====== Task inputs

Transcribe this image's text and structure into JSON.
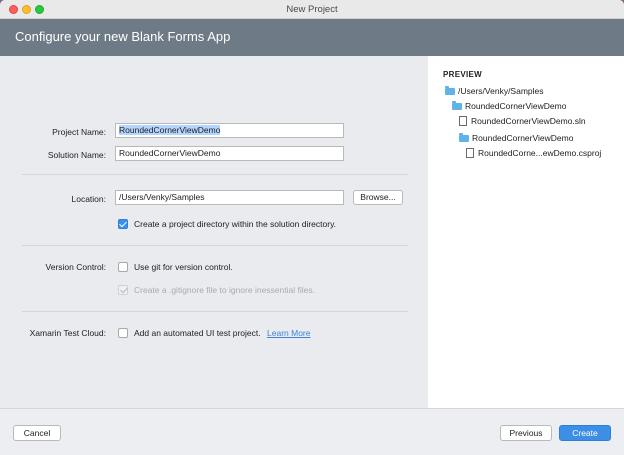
{
  "window": {
    "title": "New Project"
  },
  "header": {
    "heading": "Configure your new Blank Forms App"
  },
  "form": {
    "project_name_label": "Project Name:",
    "project_name_value": "RoundedCornerViewDemo",
    "solution_name_label": "Solution Name:",
    "solution_name_value": "RoundedCornerViewDemo",
    "location_label": "Location:",
    "location_value": "/Users/Venky/Samples",
    "browse_label": "Browse...",
    "create_dir_label": "Create a project directory within the solution directory.",
    "create_dir_checked": true,
    "version_control_label": "Version Control:",
    "use_git_label": "Use git for version control.",
    "use_git_checked": false,
    "gitignore_label": "Create a .gitignore file to ignore inessential files.",
    "gitignore_checked": true,
    "gitignore_enabled": false,
    "test_cloud_label": "Xamarin Test Cloud:",
    "ui_test_label": "Add an automated UI test project.",
    "ui_test_checked": false,
    "learn_more_label": "Learn More"
  },
  "preview": {
    "title": "PREVIEW",
    "tree": [
      {
        "type": "folder",
        "label": "/Users/Venky/Samples"
      },
      {
        "type": "folder",
        "label": "RoundedCornerViewDemo"
      },
      {
        "type": "file",
        "label": "RoundedCornerViewDemo.sln"
      },
      {
        "type": "folder",
        "label": "RoundedCornerViewDemo"
      },
      {
        "type": "file",
        "label": "RoundedCorne...ewDemo.csproj"
      }
    ]
  },
  "footer": {
    "cancel_label": "Cancel",
    "previous_label": "Previous",
    "create_label": "Create"
  },
  "colors": {
    "header_bg": "#6e7b86",
    "accent": "#3d8fe6",
    "folder": "#5fb3e6",
    "link": "#3d83d6"
  }
}
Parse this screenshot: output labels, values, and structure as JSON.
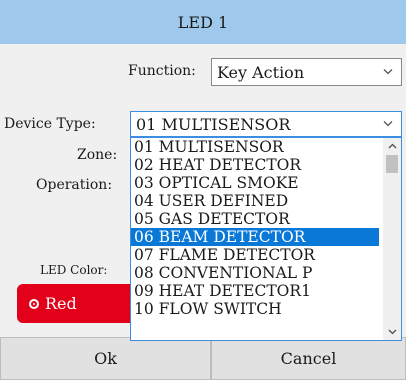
{
  "window": {
    "title": "LED 1"
  },
  "form": {
    "function_label": "Function:",
    "function_value": "Key Action",
    "device_type_label": "Device Type:",
    "device_type_value": "01 MULTISENSOR",
    "zone_label": "Zone:",
    "operation_label": "Operation:",
    "led_color_label": "LED Color:"
  },
  "dropdown": {
    "options": [
      "01 MULTISENSOR",
      "02 HEAT DETECTOR",
      "03 OPTICAL SMOKE",
      "04 USER DEFINED",
      "05 GAS DETECTOR",
      "06 BEAM DETECTOR",
      "07 FLAME DETECTOR",
      "08 CONVENTIONAL P",
      "09 HEAT DETECTOR1",
      "10 FLOW SWITCH"
    ],
    "highlighted": "06 BEAM DETECTOR"
  },
  "led_color": {
    "selected": "Red",
    "color": "#e3001b"
  },
  "buttons": {
    "ok": "Ok",
    "cancel": "Cancel"
  },
  "colors": {
    "titlebar": "#9fc9ec",
    "highlight": "#0a78d7",
    "focus": "#3b8ee0"
  }
}
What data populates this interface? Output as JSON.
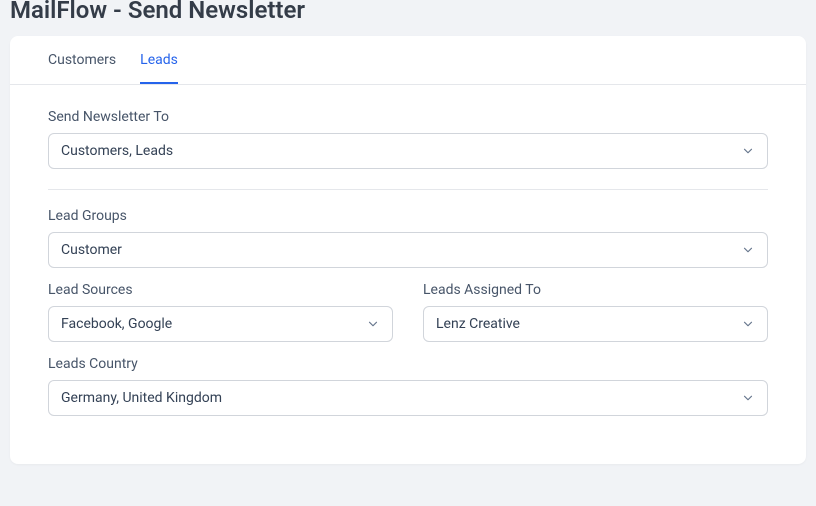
{
  "page": {
    "title": "MailFlow - Send Newsletter"
  },
  "tabs": [
    {
      "id": "customers",
      "label": "Customers",
      "active": false
    },
    {
      "id": "leads",
      "label": "Leads",
      "active": true
    }
  ],
  "form": {
    "send_to": {
      "label": "Send Newsletter To",
      "value": "Customers, Leads"
    },
    "lead_groups": {
      "label": "Lead Groups",
      "value": "Customer"
    },
    "lead_sources": {
      "label": "Lead Sources",
      "value": "Facebook, Google"
    },
    "leads_assigned_to": {
      "label": "Leads Assigned To",
      "value": "Lenz Creative"
    },
    "leads_country": {
      "label": "Leads Country",
      "value": "Germany, United Kingdom"
    }
  }
}
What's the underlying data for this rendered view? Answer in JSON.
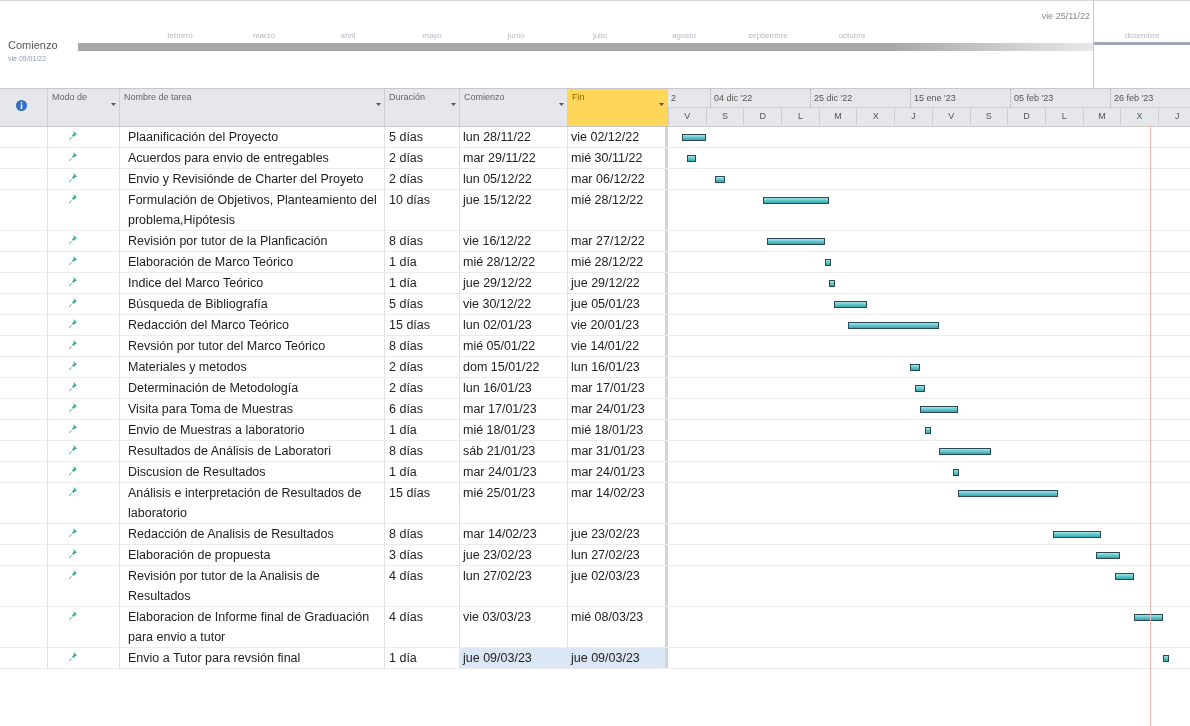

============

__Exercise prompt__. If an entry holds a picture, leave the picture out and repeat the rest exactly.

__Your solution__.
Transcribe this image's text and structure into JSON.
{
  "window": {
    "title": "New Project"
  },
  "header": {
    "heading": "Configure your new Blank Forms App"
  },
  "form": {
    "project_name_label": "Project Name:",
    "project_name_value": "RoundedCornerViewDemo",
    "solution_name_label": "Solution Name:",
    "solution_name_value": "RoundedCornerViewDemo",
    "location_label": "Location:",
    "location_value": "/Users/Venky/Samples",
    "browse_label": "Browse...",
    "create_dir_label": "Create a project directory within the solution directory.",
    "create_dir_checked": true,
    "version_control_label": "Version Control:",
    "use_git_label": "Use git for version control.",
    "use_git_checked": false,
    "gitignore_label": "Create a .gitignore file to ignore inessential files.",
    "gitignore_checked": true,
    "gitignore_enabled": false,
    "test_cloud_label": "Xamarin Test Cloud:",
    "ui_test_label": "Add an automated UI test project.",
    "ui_test_checked": false,
    "learn_more_label": "Learn More"
  },
  "preview": {
    "title": "PREVIEW",
    "tree": [
      {
        "type": "folder",
        "label": "/Users/Venky/Samples"
      },
      {
        "type": "folder",
        "label": "RoundedCornerViewDemo"
      },
      {
        "type": "file",
        "label": "RoundedCornerViewDemo.sln"
      },
      {
        "type": "folder",
        "label": "RoundedCornerViewDemo"
      },
      {
        "type": "file",
        "label": "RoundedCorne...ewDemo.csproj"
      }
    ]
  },
  "footer": {
    "cancel_label": "Cancel",
    "previous_label": "Previous",
    "create_label": "Create"
  },
  "colors": {
    "header_bg": "#6e7b86",
    "accent": "#3d8fe6",
    "folder": "#5fb3e6",
    "link": "#3d83d6"
  }
}
Parse this screenshot: output labels, values, and structure as JSON.
{
  "window": {
    "title": "LED 1"
  },
  "form": {
    "function_label": "Function:",
    "function_value": "Key Action",
    "device_type_label": "Device Type:",
    "device_type_value": "01 MULTISENSOR",
    "zone_label": "Zone:",
    "operation_label": "Operation:",
    "led_color_label": "LED Color:"
  },
  "dropdown": {
    "options": [
      "01 MULTISENSOR",
      "02 HEAT DETECTOR",
      "03 OPTICAL SMOKE",
      "04 USER DEFINED",
      "05 GAS DETECTOR",
      "06 BEAM DETECTOR",
      "07 FLAME DETECTOR",
      "08 CONVENTIONAL P",
      "09 HEAT DETECTOR1",
      "10 FLOW SWITCH"
    ],
    "highlighted": "06 BEAM DETECTOR"
  },
  "led_color": {
    "selected": "Red",
    "color": "#e3001b"
  },
  "buttons": {
    "ok": "Ok",
    "cancel": "Cancel"
  },
  "colors": {
    "titlebar": "#9fc9ec",
    "highlight": "#0a78d7",
    "focus": "#3b8ee0"
  }
}
What data populates this interface? Output as JSON.
{
  "page": {
    "title": "MailFlow - Send Newsletter"
  },
  "tabs": [
    {
      "id": "customers",
      "label": "Customers",
      "active": false
    },
    {
      "id": "leads",
      "label": "Leads",
      "active": true
    }
  ],
  "form": {
    "send_to": {
      "label": "Send Newsletter To",
      "value": "Customers, Leads"
    },
    "lead_groups": {
      "label": "Lead Groups",
      "value": "Customer"
    },
    "lead_sources": {
      "label": "Lead Sources",
      "value": "Facebook, Google"
    },
    "leads_assigned_to": {
      "label": "Leads Assigned To",
      "value": "Lenz Creative"
    },
    "leads_country": {
      "label": "Leads Country",
      "value": "Germany, United Kingdom"
    }
  }
}
What's the underlying data for this rendered view? Answer in JSON.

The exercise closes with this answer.